Learn why you can't sleep while dieting...and what you can do to help yourself.
Trainer Gina's Answer:
I 100% relate to this question! The feeling that I can’t sleep while dieting is by far the worst part of trying to shed weight, at least for me. It’s a self-perpetuating cycle too, because when I can’t sleep when dieting and therefore get less sleep, my hunger gets more out of control. Ahh!
However, the good news is that I have worked through this problem and I have some solutions for you. I am willing to bet they will help! I will share them in order of importance from my knowledge as well as first-hand experience.
1. Be Sure You Have Sufficient Fiber Intake
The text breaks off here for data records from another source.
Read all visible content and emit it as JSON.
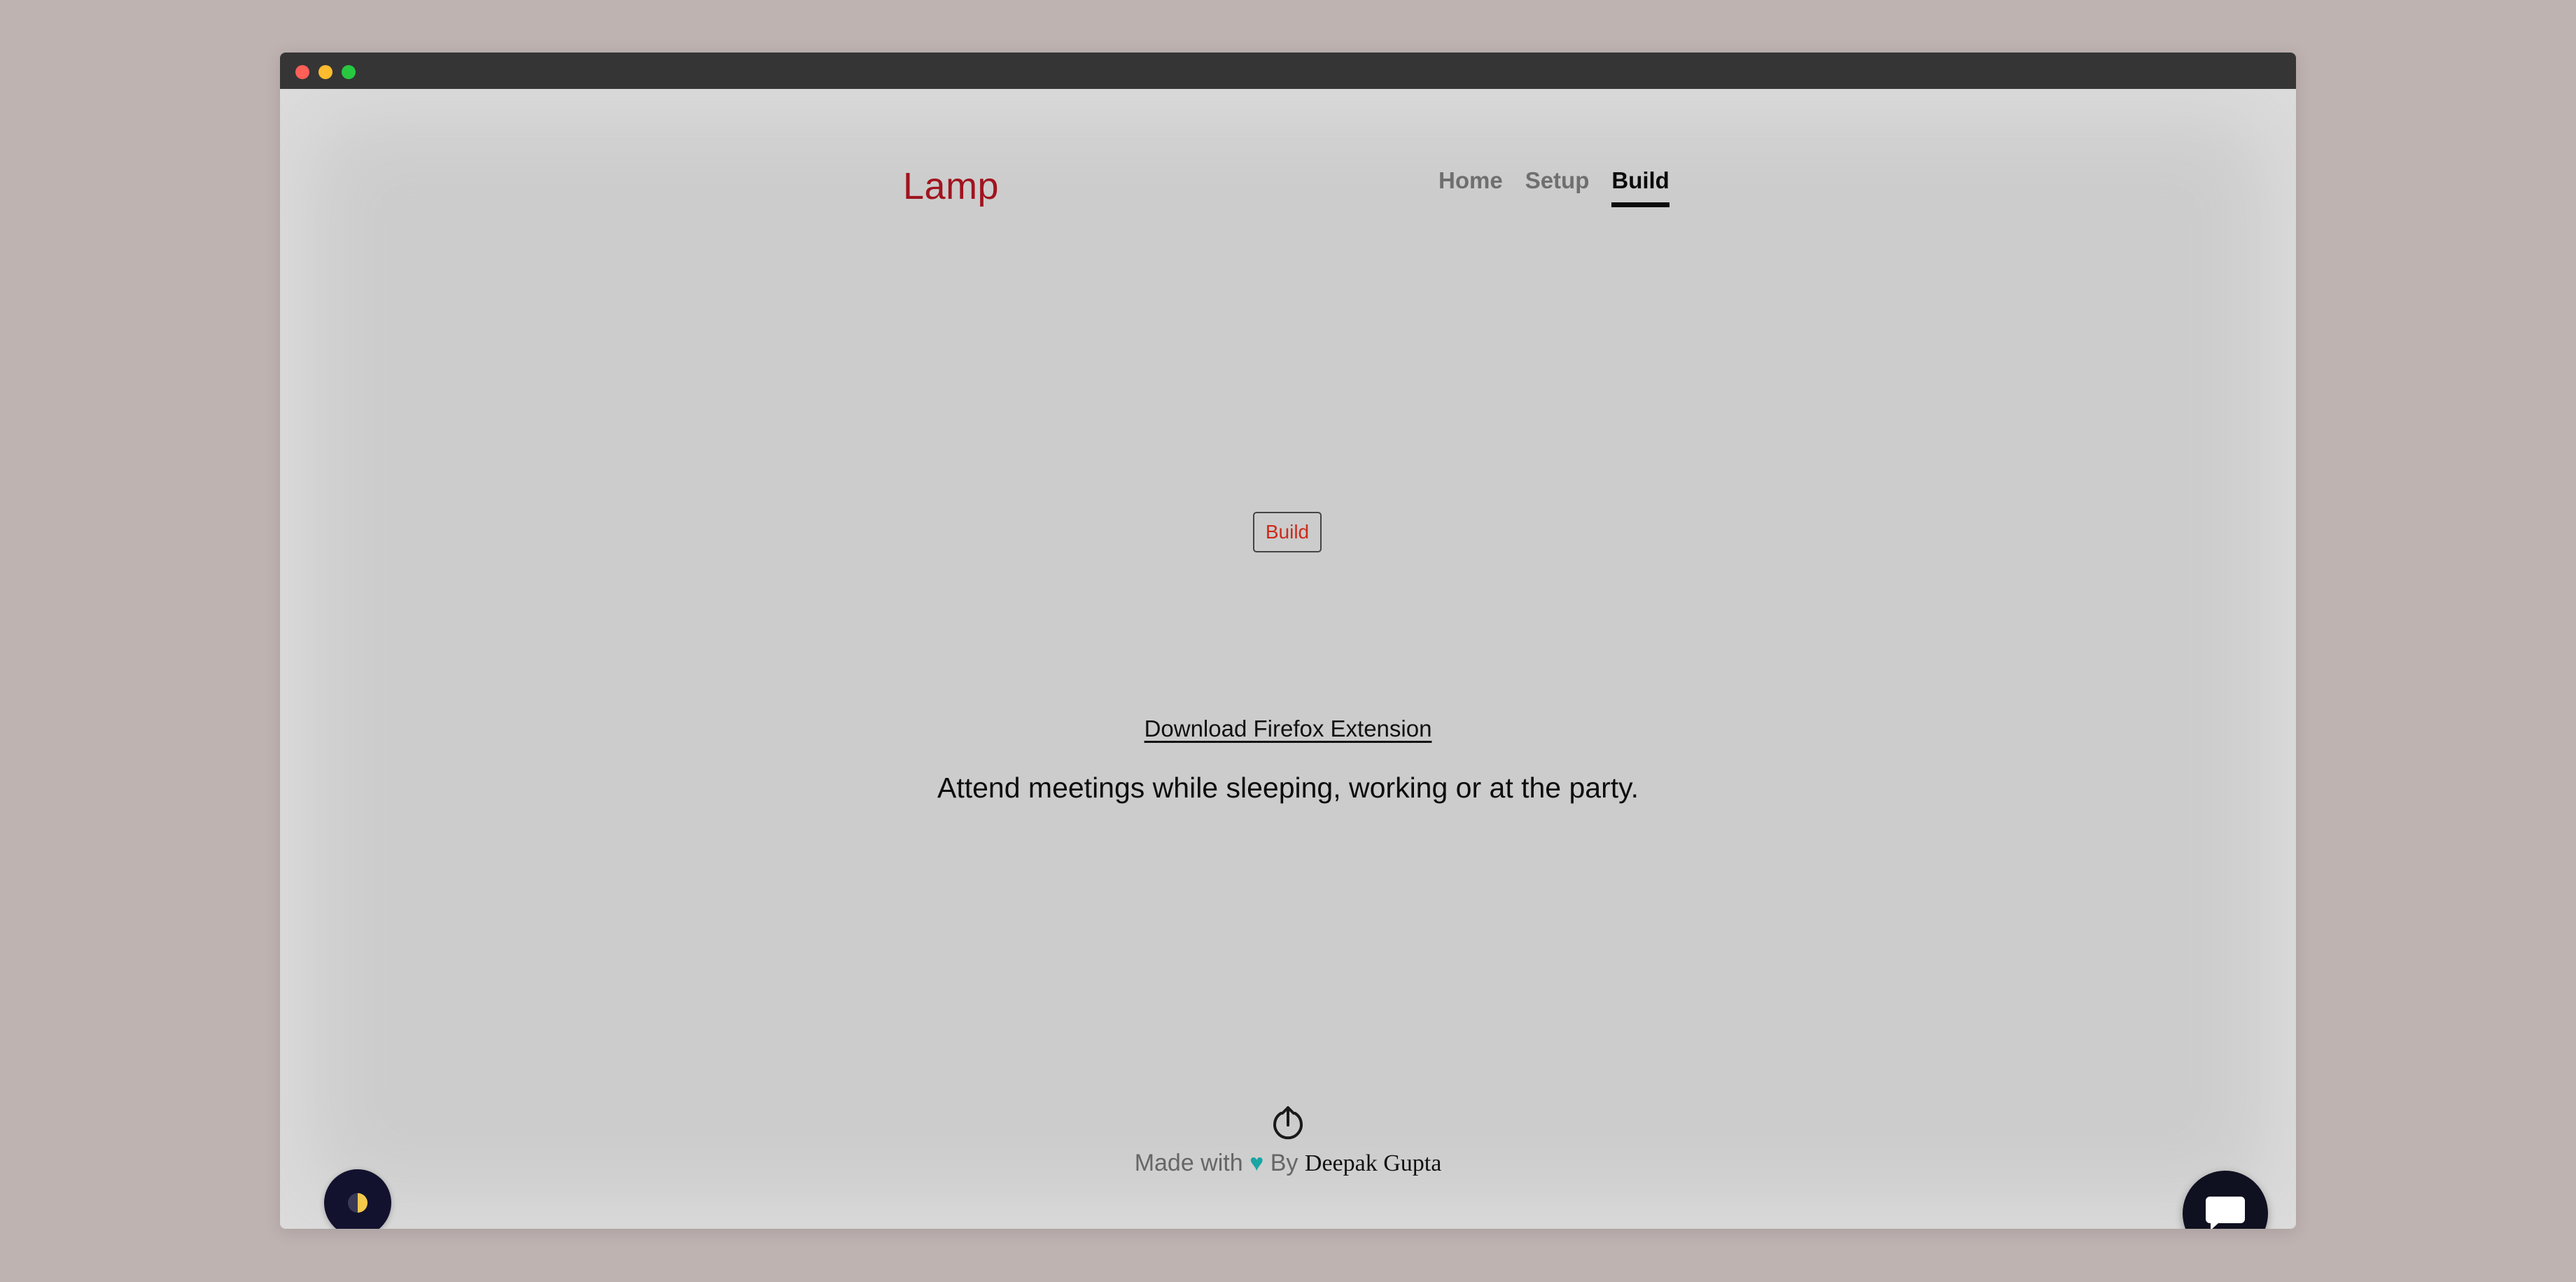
{
  "header": {
    "brand": "Lamp",
    "nav": [
      "Home",
      "Setup",
      "Build"
    ],
    "active_tab": "Build"
  },
  "main": {
    "build_button_label": "Build",
    "extension_link": "Download Firefox Extension",
    "tagline": "Attend meetings while sleeping, working or at the party."
  },
  "footer": {
    "made_with": "Made with",
    "heart": "♥",
    "by": "By",
    "author": "Deepak Gupta"
  },
  "icons": {
    "power": "power-upload-icon",
    "theme": "half-moon-icon",
    "chat": "chat-bubble-icon"
  },
  "colors": {
    "brand": "#a0141f",
    "build_text": "#cc2a1a",
    "heart": "#1aa5a5",
    "page_background": "#cccccc",
    "floating_button": "#12122f"
  }
}
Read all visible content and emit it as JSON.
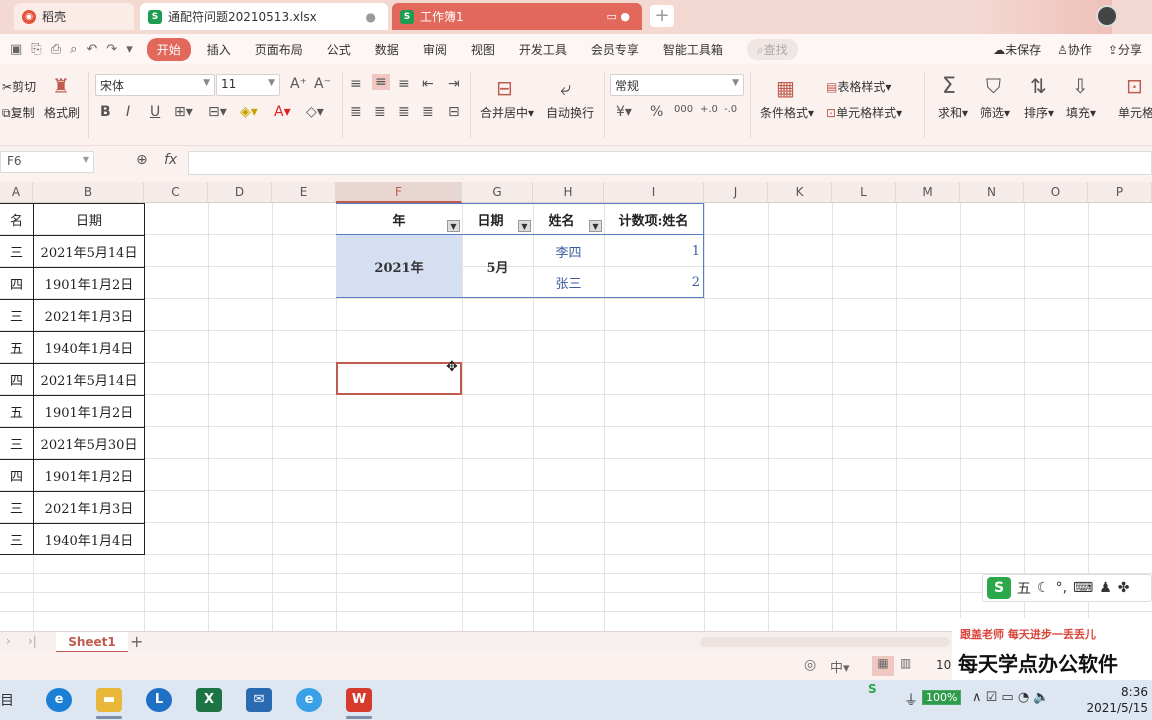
{
  "titlebar": {
    "tabs": [
      {
        "label": "稻壳"
      },
      {
        "label": "通配符问题20210513.xlsx"
      },
      {
        "label": "工作簿1"
      }
    ]
  },
  "menu": {
    "items": [
      "开始",
      "插入",
      "页面布局",
      "公式",
      "数据",
      "审阅",
      "视图",
      "开发工具",
      "会员专享",
      "智能工具箱"
    ],
    "search": "查找",
    "right": [
      "未保存",
      "协作",
      "分享"
    ]
  },
  "ribbon": {
    "cut": "剪切",
    "copy": "复制",
    "format_painter": "格式刷",
    "font_name": "宋体",
    "font_size": "11",
    "merge_center": "合并居中",
    "wrap": "自动换行",
    "number_format": "常规",
    "table_style": "表格样式",
    "cond_format": "条件格式",
    "cell_style": "单元格样式",
    "sum": "求和",
    "filter": "筛选",
    "sort": "排序",
    "fill": "填充",
    "cell": "单元格"
  },
  "formula_bar": {
    "name_box": "F6",
    "fx": "fx",
    "value": ""
  },
  "columns": [
    "A",
    "B",
    "C",
    "D",
    "E",
    "F",
    "G",
    "H",
    "I",
    "J",
    "K",
    "L",
    "M",
    "N",
    "O",
    "P"
  ],
  "table": {
    "header_a": "名",
    "header_b": "日期",
    "col_a": [
      "三",
      "四",
      "三",
      "五",
      "四",
      "五",
      "三",
      "四",
      "三",
      "三"
    ],
    "col_b": [
      "2021年5月14日",
      "1901年1月2日",
      "2021年1月3日",
      "1940年1月4日",
      "2021年5月14日",
      "1901年1月2日",
      "2021年5月30日",
      "1901年1月2日",
      "2021年1月3日",
      "1940年1月4日"
    ]
  },
  "pivot": {
    "headers": [
      "年",
      "日期",
      "姓名",
      "计数项:姓名"
    ],
    "year": "2021年",
    "month": "5月",
    "names": [
      "李四",
      "张三"
    ],
    "counts": [
      "1",
      "2"
    ]
  },
  "sheet": {
    "tab": "Sheet1",
    "add": "+"
  },
  "status": {
    "zoom": "10"
  },
  "ime": {
    "mode": "五"
  },
  "watermark": {
    "line1": "跟盖老师  每天进步一丢丢儿",
    "line2": "每天学点办公软件"
  },
  "taskbar": {
    "battery": "100%",
    "time": "8:36",
    "date": "2021/5/15"
  },
  "colors": {
    "accent": "#e2685b",
    "selection": "#c05b4f",
    "pivot_fill": "#d6dff2",
    "name_text": "#3b5ea0"
  }
}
This one for me is the biggest! When I don’t have enough fiber in my system, it really makes my stomach growl at night which keeps me up. The cool thing about fiber is that it doesn’t leave our body instantly once it’s ingested – it tends to stay in the digestive tract for around 24 hours. So, the fiber you eat at breakfast will still be helping you out as you sleep that night! Aim for at least 30 grams per day, but you can go for twice as much if you like. Just be sure to build up your intake slowly. If you go up all at once you will likely experience digestive distress. One of my favorite sources of fiber is Raw Rev bars. I absolutely love them! Quest bars are another great source. Otherwise, you can fill up on beans, whole grains, nuts, fruits and vegetables to fortify your fiber intake.
2. Don't skimp on fats - especially right before bed.
Fats help slow down the speed in which we digest food. This will mean that your stomach won’t feel as empty as you sleep. Now, when I say “stomach” I am referring to your gut – if the food is out of your stomach but into your small intestine, that’s perfect. That way your body is still receiving nutrients even while you sleep. If you have a bit more fat later in the day versus earlier that will serve you well during sleep. At the bare minimum, be sure that your final meal or snack has at least 6 grams of fat. That’s the amount you need at a minimum to get the benefits.
3. Be sure your last meal or snack of the day contains at least 15 grams of protein - 20 grams is better.
Protein is another agent that helps food be digested a bit slower so that your blood sugar doesn’t crash. Protein works particularly well in this way when paired with fat. If you need ideas on how to get that much protein, check out our protein ideas page.
4. Avoid carb-heavy foods, especially eaten on their own, several hours before bed.
Simple carbs have the opposite effect as fat and protein – they cause our blood sugar to spike and then crash, leaving us hungry. Carb heavy foods include popcorn, candy, ice cream, oatmeal, crackers, nachos, and beer and wine. If you must eat them, be sure to pair them with a protein.
5. Be sure you're drinking plenty of water!
Our body quite often sends hunger signals when it’s really thirsty. A great starting goal for adults is 64 oz. per day, however you should try to work your way up to at least half of your total body weight in lbs., plus a bit more if you exercise heavily. However, to help with sleep be sure that you finish the majority of your water intake several hours before bed so that you don’t have to wake up to pee.